Abstract: Charles Darwin University (CDU) is committed to community engagement and is developing ways of embedding this role within university structures and processes. One strategy to achieve this was the Indigenous Community Engagement (ICE) research project, conducted in 2007 and 2008. The ICE Project aimed to document and make explicit the engagement embedded within past and ongoing projects with Indigenous people as a way of informing the development of CDU’s community engagement strategies. This paper documents the origins, methodology, findings, recommendations and implications of the ICE Project. CDU has a long history of conducting successful teaching and research projects with Australian Indigenous people. A key assumption underpinning the development of the ICE project was that there were numerous examples of good existing collaborations between CDU staff and Indigenous communities that the university as a whole could learn from. One of the critical aspects of the project was to create space for Indigenous people, from both within and outside the university, to participate and tell their stories of engagement, including what they consider it to be and what the preconditions are for good community engagement. The ICE Project demonstrated that good community engagement with Indigenous people is an emergent process embedded in respectful relationships between individuals. Successful Indigenous community engagement depends on recognising Indigenous knowledge and its practices and Indigenous identity as central to the development of partnerships and collaboration between the university and Indigenous communities.

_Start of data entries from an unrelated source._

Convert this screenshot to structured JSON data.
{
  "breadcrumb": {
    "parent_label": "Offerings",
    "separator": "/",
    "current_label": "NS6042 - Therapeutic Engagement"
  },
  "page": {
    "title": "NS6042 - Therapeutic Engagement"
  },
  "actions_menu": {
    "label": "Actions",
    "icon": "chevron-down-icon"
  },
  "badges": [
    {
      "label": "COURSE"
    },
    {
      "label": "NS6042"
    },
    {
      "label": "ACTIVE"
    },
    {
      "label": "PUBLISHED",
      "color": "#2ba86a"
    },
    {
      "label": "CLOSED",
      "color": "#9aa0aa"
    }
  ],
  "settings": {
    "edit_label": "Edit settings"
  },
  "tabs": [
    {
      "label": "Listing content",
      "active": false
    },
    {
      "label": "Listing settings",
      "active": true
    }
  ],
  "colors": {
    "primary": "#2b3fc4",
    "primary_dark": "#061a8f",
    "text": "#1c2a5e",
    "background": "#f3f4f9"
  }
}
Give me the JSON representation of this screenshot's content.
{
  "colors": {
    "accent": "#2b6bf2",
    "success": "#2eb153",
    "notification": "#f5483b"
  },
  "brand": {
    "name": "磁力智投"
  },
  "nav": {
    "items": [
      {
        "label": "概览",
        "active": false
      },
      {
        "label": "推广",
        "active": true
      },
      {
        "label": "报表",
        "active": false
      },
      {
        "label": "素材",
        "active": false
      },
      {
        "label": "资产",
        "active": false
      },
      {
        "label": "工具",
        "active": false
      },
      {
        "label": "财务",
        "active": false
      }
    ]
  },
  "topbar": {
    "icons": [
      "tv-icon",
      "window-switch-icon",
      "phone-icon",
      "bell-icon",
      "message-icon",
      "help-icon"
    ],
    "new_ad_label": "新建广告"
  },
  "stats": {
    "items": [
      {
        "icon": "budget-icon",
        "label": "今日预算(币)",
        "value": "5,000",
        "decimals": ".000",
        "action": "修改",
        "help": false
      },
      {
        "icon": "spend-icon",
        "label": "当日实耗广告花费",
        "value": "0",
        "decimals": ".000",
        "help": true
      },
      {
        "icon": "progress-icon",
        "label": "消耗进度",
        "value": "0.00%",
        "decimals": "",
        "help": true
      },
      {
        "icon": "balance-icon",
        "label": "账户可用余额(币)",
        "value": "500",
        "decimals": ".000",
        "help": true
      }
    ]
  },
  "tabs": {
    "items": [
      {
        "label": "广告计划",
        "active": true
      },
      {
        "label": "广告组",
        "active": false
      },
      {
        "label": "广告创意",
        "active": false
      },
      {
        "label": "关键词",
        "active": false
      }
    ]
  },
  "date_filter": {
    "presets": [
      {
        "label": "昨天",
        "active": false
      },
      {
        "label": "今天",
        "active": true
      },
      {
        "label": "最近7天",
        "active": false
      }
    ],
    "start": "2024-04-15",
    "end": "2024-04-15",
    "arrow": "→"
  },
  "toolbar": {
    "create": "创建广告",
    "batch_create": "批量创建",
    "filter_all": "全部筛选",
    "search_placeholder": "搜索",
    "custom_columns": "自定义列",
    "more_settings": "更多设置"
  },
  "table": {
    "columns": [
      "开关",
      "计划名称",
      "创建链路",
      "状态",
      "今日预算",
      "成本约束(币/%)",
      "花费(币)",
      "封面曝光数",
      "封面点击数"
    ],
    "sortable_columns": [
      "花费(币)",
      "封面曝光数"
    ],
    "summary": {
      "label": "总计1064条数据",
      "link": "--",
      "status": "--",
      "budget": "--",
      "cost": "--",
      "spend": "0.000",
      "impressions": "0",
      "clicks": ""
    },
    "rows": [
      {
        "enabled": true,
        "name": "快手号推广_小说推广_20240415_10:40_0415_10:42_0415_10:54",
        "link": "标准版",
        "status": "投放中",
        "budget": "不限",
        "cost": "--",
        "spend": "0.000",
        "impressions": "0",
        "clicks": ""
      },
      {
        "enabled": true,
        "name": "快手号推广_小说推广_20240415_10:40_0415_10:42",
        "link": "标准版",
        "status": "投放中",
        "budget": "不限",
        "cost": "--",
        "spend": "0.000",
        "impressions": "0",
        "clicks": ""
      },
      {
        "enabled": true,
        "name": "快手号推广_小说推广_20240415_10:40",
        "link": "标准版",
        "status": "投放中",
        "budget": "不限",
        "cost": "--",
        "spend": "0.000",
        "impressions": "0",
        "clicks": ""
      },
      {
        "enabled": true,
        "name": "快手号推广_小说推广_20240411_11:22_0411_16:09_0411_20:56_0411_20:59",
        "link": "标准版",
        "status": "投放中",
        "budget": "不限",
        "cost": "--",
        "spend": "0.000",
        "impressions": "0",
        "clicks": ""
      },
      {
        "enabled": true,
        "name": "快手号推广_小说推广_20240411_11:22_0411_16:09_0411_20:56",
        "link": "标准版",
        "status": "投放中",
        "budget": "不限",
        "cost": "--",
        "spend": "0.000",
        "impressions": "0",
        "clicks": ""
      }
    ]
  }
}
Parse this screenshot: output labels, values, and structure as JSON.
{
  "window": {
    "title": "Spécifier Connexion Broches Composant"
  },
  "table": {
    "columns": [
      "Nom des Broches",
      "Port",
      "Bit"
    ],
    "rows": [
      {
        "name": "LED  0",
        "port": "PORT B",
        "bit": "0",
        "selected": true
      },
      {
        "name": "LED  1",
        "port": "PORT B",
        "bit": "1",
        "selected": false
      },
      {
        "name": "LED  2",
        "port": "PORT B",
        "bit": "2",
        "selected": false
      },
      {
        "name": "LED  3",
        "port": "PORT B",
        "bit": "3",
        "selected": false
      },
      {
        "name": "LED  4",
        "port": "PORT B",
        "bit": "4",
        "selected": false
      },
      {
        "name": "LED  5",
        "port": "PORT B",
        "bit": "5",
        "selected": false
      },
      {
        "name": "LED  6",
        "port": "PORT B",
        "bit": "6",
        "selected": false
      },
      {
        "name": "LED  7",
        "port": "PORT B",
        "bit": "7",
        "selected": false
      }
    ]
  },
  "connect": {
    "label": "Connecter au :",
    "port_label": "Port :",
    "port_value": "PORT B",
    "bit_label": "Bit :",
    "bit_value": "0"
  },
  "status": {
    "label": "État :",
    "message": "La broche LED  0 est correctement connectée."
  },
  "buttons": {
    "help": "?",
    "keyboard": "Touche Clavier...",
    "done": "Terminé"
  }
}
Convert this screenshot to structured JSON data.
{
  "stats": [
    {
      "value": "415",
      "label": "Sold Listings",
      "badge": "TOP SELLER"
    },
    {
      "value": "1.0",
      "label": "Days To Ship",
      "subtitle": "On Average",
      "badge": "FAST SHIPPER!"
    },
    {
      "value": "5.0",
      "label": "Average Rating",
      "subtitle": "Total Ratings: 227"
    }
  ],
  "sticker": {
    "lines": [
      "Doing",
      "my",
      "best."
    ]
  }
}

Successful Indigenous community 3 engagement also requires that university staff see their professional relationships with Indigenous people as extending beyond the life and concerns of individual projects.
Notes: Indigenous Community Engagement Edition